Details of Proposal: It should be stipulated in the Articles of Incorporation that all toilets within the Company’s offices shall be Japanese-style toilets, thereby toughening the legs and loins and hunkering down on a daily basis, aiming at achieving 4-digit stock prices.
Reasons for Proposal: The Company is on the verge of bankruptcy. In other words, it is the time to hunker down. The Company cannot avoid bankruptcy if it merely adopts a spiritual approach such as encouraging sales persons to speak in a loud voice, but the Company can surely avoid failure if they straddle over a Japanese-style toilet every day and strengthen their lower body. If it cannot, it can only be accepted as a bad luck.
It will be a shame if bitter and partisan debate over whether Rupert Murdoch is “a fit person to exercise the stewardship of a major international company” obscures the more important conclusion of the UK parliament’s culture, media and sport committee on phone-hacking: that he and his son James were wilfully blind to what was going on.
Whether BSkyB, controlled by the Murdoch-owned News Corp, is a “fit and proper” owner of a broadcasting licence is a question for Ofcom, the regulator, which has now entered an “evidence-gathering” phase of its probe.
But as even the dissenting members of the committee said on Tuesday, if the “fit person” line had been omitted from the report, they would have voted unanimously to back it, including the charge that the Murdochs oversaw a culture of wilful blindness. Read more
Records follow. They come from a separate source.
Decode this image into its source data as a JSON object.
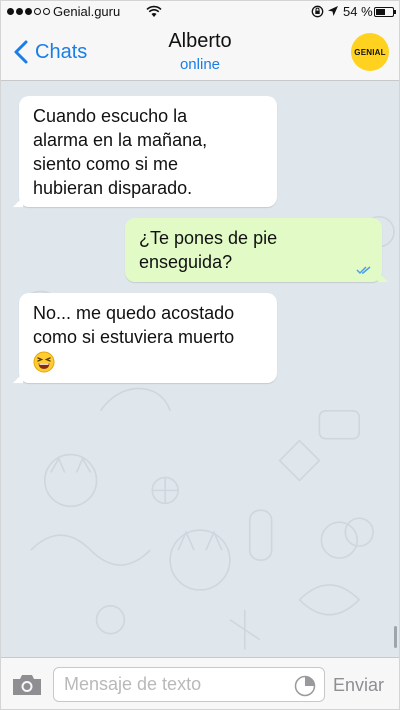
{
  "status_bar": {
    "carrier": "Genial.guru",
    "battery": "54 %"
  },
  "nav": {
    "back_label": "Chats",
    "title": "Alberto",
    "subtitle": "online",
    "avatar_text": "GENIAL"
  },
  "messages": [
    {
      "direction": "incoming",
      "lines": [
        "Cuando escucho la",
        "alarma en la mañana,",
        "siento como si me",
        "hubieran disparado."
      ]
    },
    {
      "direction": "outgoing",
      "lines": [
        "¿Te pones de pie",
        "enseguida?"
      ],
      "read": true
    },
    {
      "direction": "incoming",
      "lines": [
        "No... me quedo acostado",
        "como si estuviera muerto"
      ],
      "emoji": "laughing-face"
    }
  ],
  "input": {
    "placeholder": "Mensaje de texto",
    "value": "",
    "send_label": "Enviar"
  },
  "colors": {
    "accent": "#1a7ee6",
    "chat_background": "#dfe6ec",
    "outgoing_bubble": "#e2fbc6",
    "incoming_bubble": "#ffffff",
    "avatar": "#ffd21f"
  }
}
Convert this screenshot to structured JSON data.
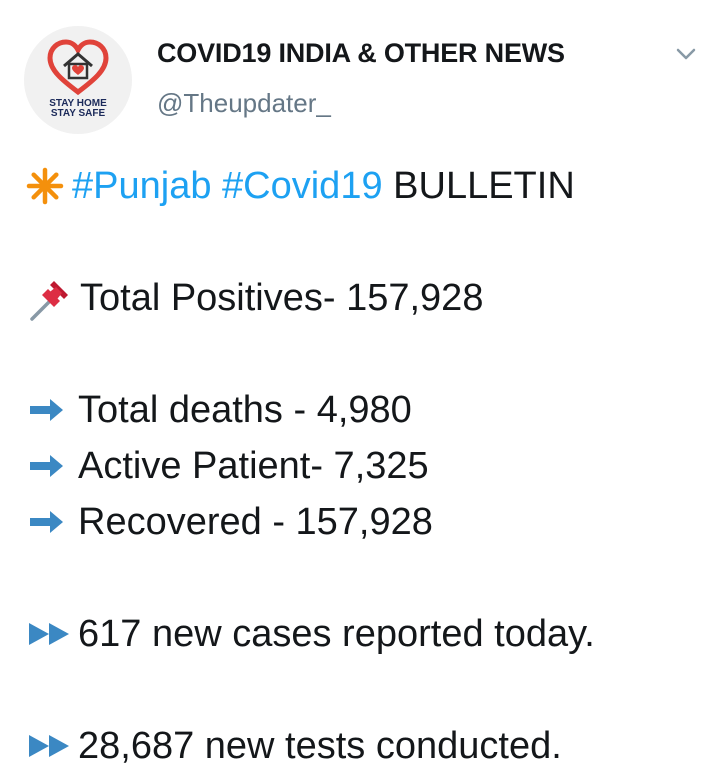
{
  "tweet": {
    "author": {
      "display_name": "COVID19 INDIA & OTHER NEWS",
      "handle": "@Theupdater_",
      "avatar_text_line1": "STAY HOME",
      "avatar_text_line2": "STAY SAFE"
    },
    "title_line": {
      "hashtag1": "#Punjab",
      "hashtag2": "#Covid19",
      "text": "BULLETIN"
    },
    "total_positives": "Total Positives- 157,928",
    "stats": [
      "Total deaths - 4,980",
      "Active Patient- 7,325",
      "Recovered - 157,928"
    ],
    "new_cases": "617 new cases reported today.",
    "new_tests": "28,687 new tests conducted.",
    "icons": {
      "title": "eight-spoked-asterisk-icon",
      "positives": "pushpin-icon",
      "stats": "right-arrow-icon",
      "updates": "fast-forward-icon",
      "menu": "chevron-down-icon"
    },
    "colors": {
      "hashtag": "#1da1f2",
      "asterisk": "#f4900c",
      "arrow": "#3b88c3",
      "pushpin": "#dd2e44"
    }
  }
}
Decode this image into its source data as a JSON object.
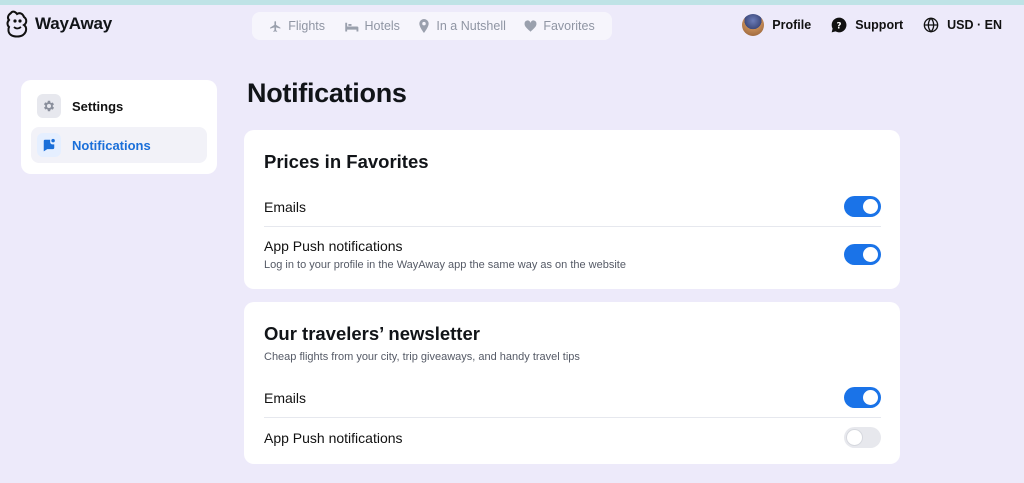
{
  "header": {
    "brand": "WayAway",
    "nav": [
      {
        "label": "Flights",
        "icon": "plane-icon"
      },
      {
        "label": "Hotels",
        "icon": "bed-icon"
      },
      {
        "label": "In a Nutshell",
        "icon": "location-pin-icon"
      },
      {
        "label": "Favorites",
        "icon": "heart-icon"
      }
    ],
    "profile_label": "Profile",
    "support_label": "Support",
    "locale_label": "USD · EN"
  },
  "sidebar": {
    "items": [
      {
        "label": "Settings",
        "icon": "gear-icon",
        "active": false
      },
      {
        "label": "Notifications",
        "icon": "notification-icon",
        "active": true
      }
    ]
  },
  "main": {
    "title": "Notifications",
    "cards": [
      {
        "title": "Prices in Favorites",
        "rows": [
          {
            "label": "Emails",
            "enabled": true
          },
          {
            "label": "App Push notifications",
            "description": "Log in to your profile in the WayAway app the same way as on the website",
            "enabled": true
          }
        ]
      },
      {
        "title": "Our travelers’ newsletter",
        "subtitle": "Cheap flights from your city, trip giveaways, and handy travel tips",
        "rows": [
          {
            "label": "Emails",
            "enabled": true
          },
          {
            "label": "App Push notifications",
            "enabled": false
          }
        ]
      }
    ]
  },
  "colors": {
    "accent": "#1a73e8",
    "background": "#edeafa",
    "active_text": "#1a6fd9"
  }
}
The problem with conventional wisdom is that academics will insist on testing whether it is truly wise.
So the popular assumption that Lehman Brothers would not have collapsed if it had been Lehman Sisters (to quote, among others, European commissioner Viviane Reding and former UK minister Harriet Harman) seems to take a knock from a new discussion paper published by Germany’s Bundesbank. It concludes:
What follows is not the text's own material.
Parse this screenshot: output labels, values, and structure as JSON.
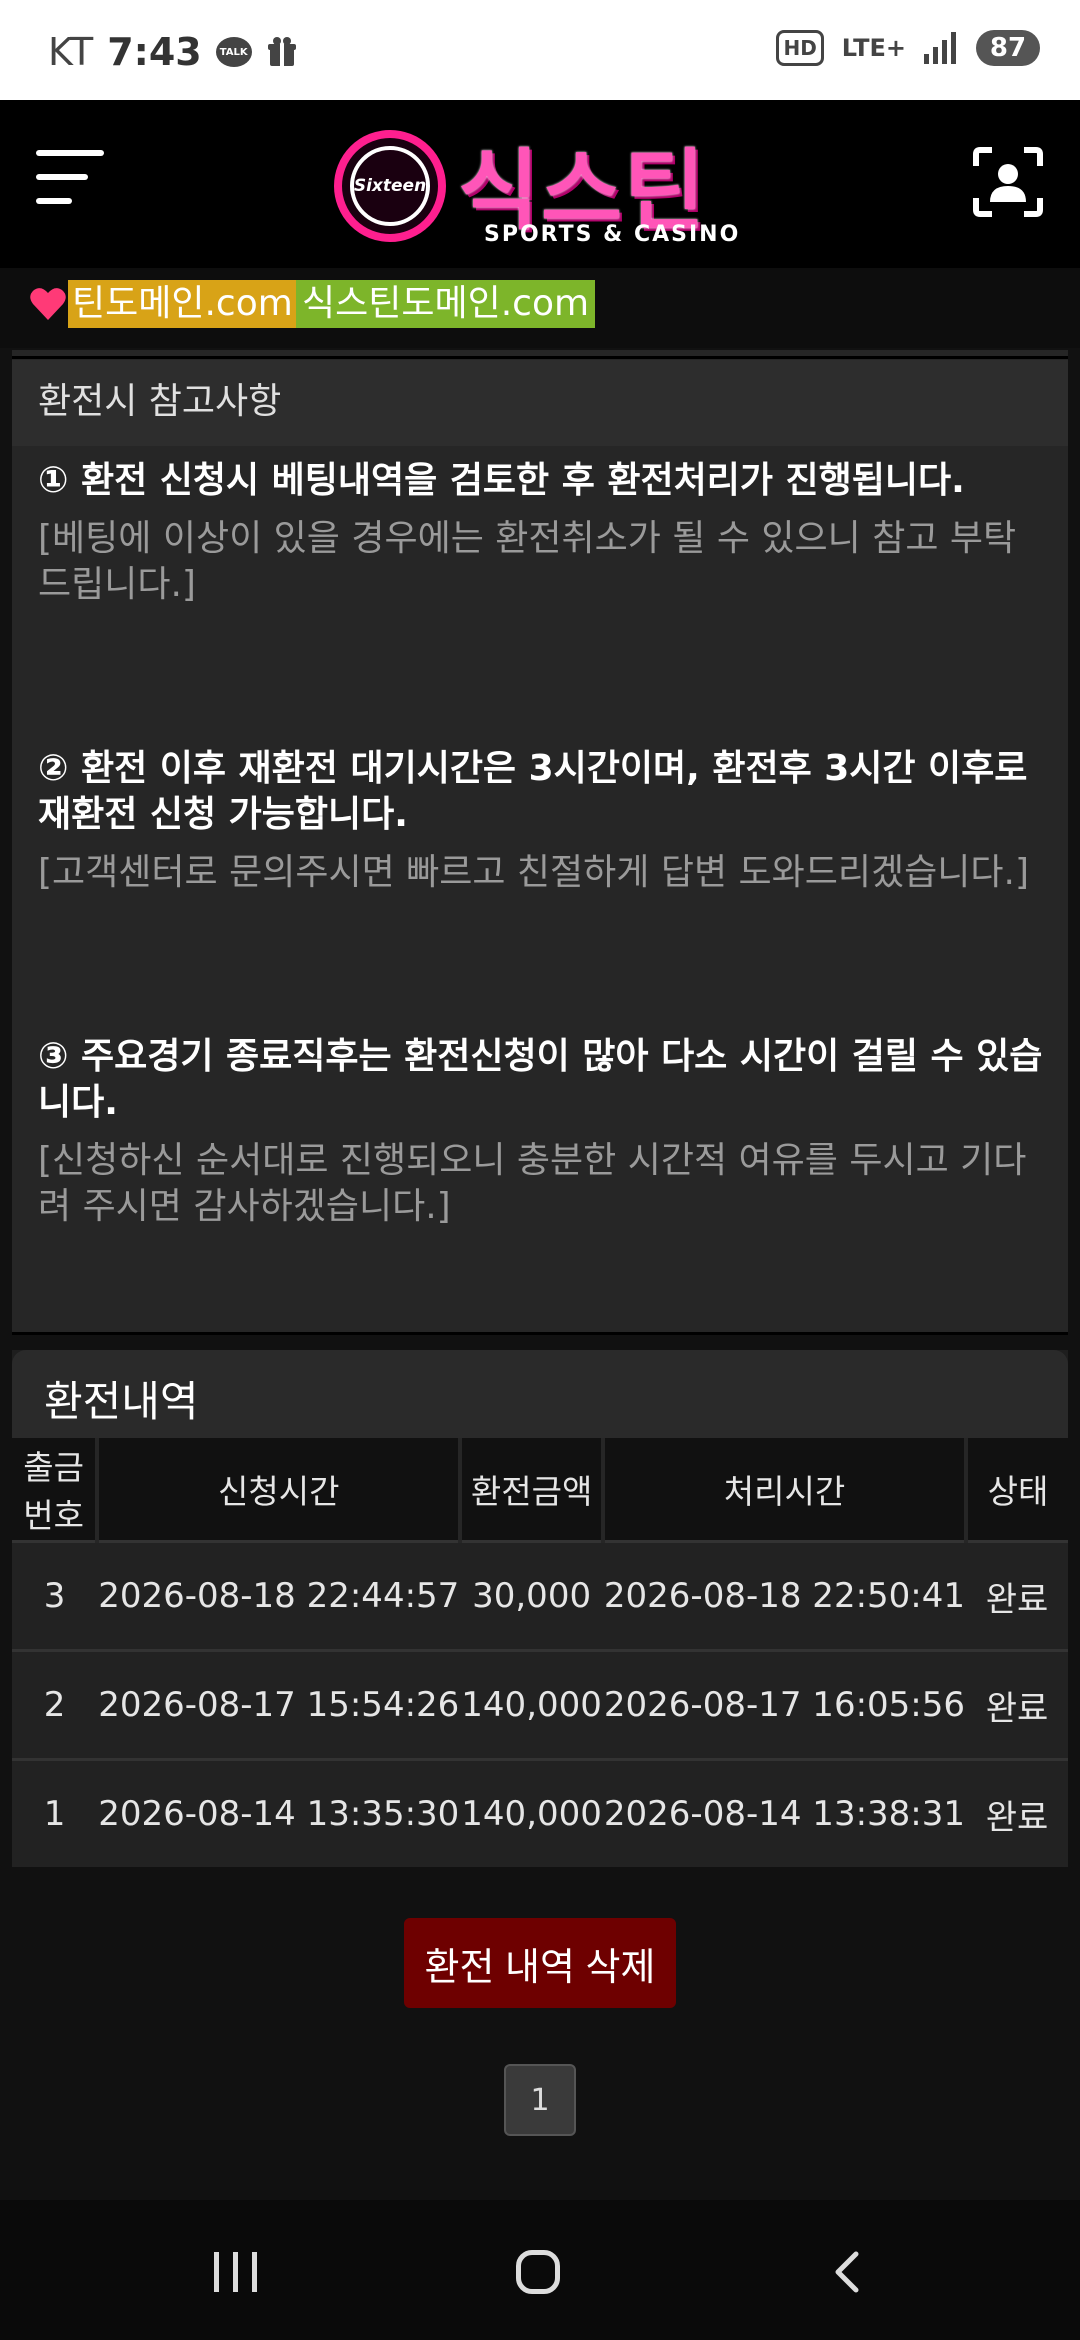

Board changes that result in a higher proportion of female executives also lead to a more risky conduct of business.
“Day by day Volkswagen… appears less like a public company, and more like a complex oligarchy.” That’s how The Economist began a critique of the German carmaker’s flawed corporate governance – in December 2005.
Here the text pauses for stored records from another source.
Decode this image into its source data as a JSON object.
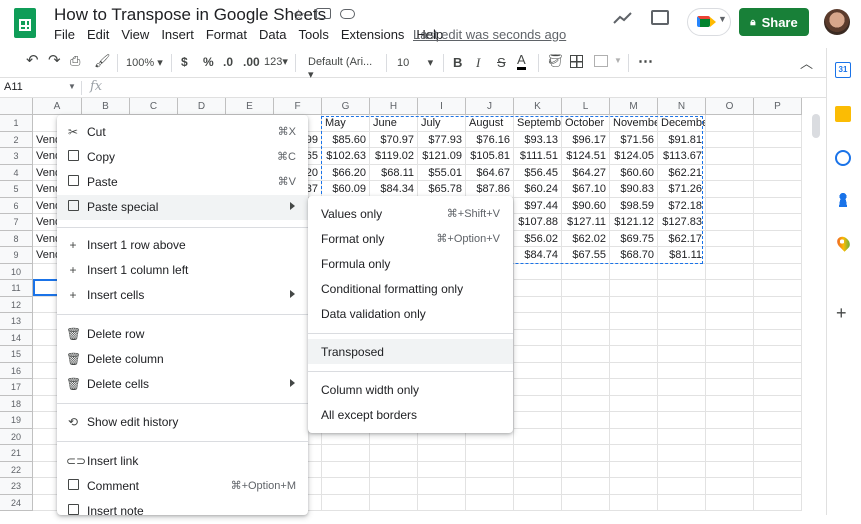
{
  "window": {
    "title": "How to Transpose in Google Sheets",
    "last_edit": "Last edit was seconds ago",
    "share_label": "Share"
  },
  "menubar": [
    "File",
    "Edit",
    "View",
    "Insert",
    "Format",
    "Data",
    "Tools",
    "Extensions",
    "Help"
  ],
  "toolbar": {
    "zoom": "100%",
    "currency": "$",
    "percent": "%",
    "decrease_decimals": ".0",
    "increase_decimals": ".00",
    "more_formats": "123",
    "font": "Default (Ari...",
    "font_size": "10",
    "bold": "B",
    "italic": "I",
    "strike": "S",
    "text_color": "A",
    "more": "⋯"
  },
  "formula_bar": {
    "name_box": "A11",
    "fx": "fx",
    "value": ""
  },
  "columns": [
    "A",
    "B",
    "C",
    "D",
    "E",
    "F",
    "G",
    "H",
    "I",
    "J",
    "K",
    "L",
    "M",
    "N",
    "O",
    "P"
  ],
  "rows": [
    "1",
    "2",
    "3",
    "4",
    "5",
    "6",
    "7",
    "8",
    "9",
    "10",
    "11",
    "12",
    "13",
    "14",
    "15",
    "16",
    "17",
    "18",
    "19",
    "20",
    "21",
    "22",
    "23",
    "24"
  ],
  "sheet": {
    "col_a_values": [
      "",
      "Vend",
      "Vend",
      "Vend",
      "Vend",
      "Vend",
      "Vend",
      "Vend",
      "Vend"
    ],
    "col_f_partial": [
      "",
      "99",
      "65",
      "20",
      "37"
    ],
    "headers": [
      "May",
      "June",
      "July",
      "August",
      "September",
      "October",
      "November",
      "December"
    ],
    "data": [
      [
        "$85.60",
        "$70.97",
        "$77.93",
        "$76.16",
        "$93.13",
        "$96.17",
        "$71.56",
        "$91.81"
      ],
      [
        "$102.63",
        "$119.02",
        "$121.09",
        "$105.81",
        "$111.51",
        "$124.51",
        "$124.05",
        "$113.67"
      ],
      [
        "$66.20",
        "$68.11",
        "$55.01",
        "$64.67",
        "$56.45",
        "$64.27",
        "$60.60",
        "$62.21"
      ],
      [
        "$60.09",
        "$84.34",
        "$65.78",
        "$87.86",
        "$60.24",
        "$67.10",
        "$90.83",
        "$71.26"
      ],
      [
        "",
        "",
        "",
        "",
        "$97.44",
        "$90.60",
        "$98.59",
        "$72.18"
      ],
      [
        "",
        "",
        "",
        "",
        "$107.88",
        "$127.11",
        "$121.12",
        "$127.83"
      ],
      [
        "",
        "",
        "",
        "",
        "$56.02",
        "$62.02",
        "$69.75",
        "$62.17"
      ],
      [
        "",
        "",
        "",
        "",
        "$84.74",
        "$67.55",
        "$68.70",
        "$81.11"
      ]
    ]
  },
  "context_menu": {
    "cut": {
      "label": "Cut",
      "shortcut": "⌘X"
    },
    "copy": {
      "label": "Copy",
      "shortcut": "⌘C"
    },
    "paste": {
      "label": "Paste",
      "shortcut": "⌘V"
    },
    "paste_special": {
      "label": "Paste special"
    },
    "insert_row": {
      "label": "Insert 1 row above"
    },
    "insert_column": {
      "label": "Insert 1 column left"
    },
    "insert_cells": {
      "label": "Insert cells"
    },
    "delete_row": {
      "label": "Delete row"
    },
    "delete_column": {
      "label": "Delete column"
    },
    "delete_cells": {
      "label": "Delete cells"
    },
    "edit_history": {
      "label": "Show edit history"
    },
    "insert_link": {
      "label": "Insert link"
    },
    "comment": {
      "label": "Comment",
      "shortcut": "⌘+Option+M"
    },
    "insert_note": {
      "label": "Insert note"
    }
  },
  "paste_special_menu": {
    "values_only": {
      "label": "Values only",
      "shortcut": "⌘+Shift+V"
    },
    "format_only": {
      "label": "Format only",
      "shortcut": "⌘+Option+V"
    },
    "formula_only": {
      "label": "Formula only"
    },
    "conditional_formatting_only": {
      "label": "Conditional formatting only"
    },
    "data_validation_only": {
      "label": "Data validation only"
    },
    "transposed": {
      "label": "Transposed"
    },
    "column_width_only": {
      "label": "Column width only"
    },
    "all_except_borders": {
      "label": "All except borders"
    }
  },
  "side_panel": {
    "calendar_day": "31"
  },
  "colors": {
    "share_green": "#188038",
    "selection_blue": "#1a73e8",
    "sheets_green": "#0f9d58"
  }
}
Not much has changed since, as the latest developments in Wolfsburg suggest. In spite of periodic protests about governance, Ferdinand Piëch, VW’s chairman, has reinforced his hold over the group and is expected to seek another five-year term in the chair. The latest news is that his wife, Ursula, will stand for nomination to the board. This may be, as the FT wrote on Sunday, part of “a fairly well-established tradition of spouses taking up powerful positions at German companies”, citing the board positions held by Friede Springer at Axel Springer, and Liz Mohn, at Bertelsmann. But to anybody outside this tradition of family-controlled companies, it looks distinctly odd. As Dow Jones pointed out in its account, “there are no reports…. that would suggest she has any high-profile corporate management experience“. Read more
It’s more common to cite strategic than structural differences as a reason for resignation. But Carla Smits-Nusteling – one of the most prominent women in Dutch business – is quitting KPN, the telecoms group, because, in the words of Tuesday’s statement, “she does not agree with the internal governance of the company in the new executive structure”.
Ms Smits-Nusteling, KPN’s finance director, sat on its management board (which is itself overseen by a supervisory board, in the continental European style). KPN has expanded that board from three people to 12, by bringing in all the divisional heads.
This could be about power. After all, a one-third say in decisions about a company’s operational direction is different from a one-twelfth say. Jos Versteeg, an analyst at Theodoor Gilissen, a Dutch bank, told Dow Jones:
The new management structure might compromise some of [Ms Smits-Nusteling's] executive authorities, handing over more power to the CEO, which could be the reason for her dissatisfaction.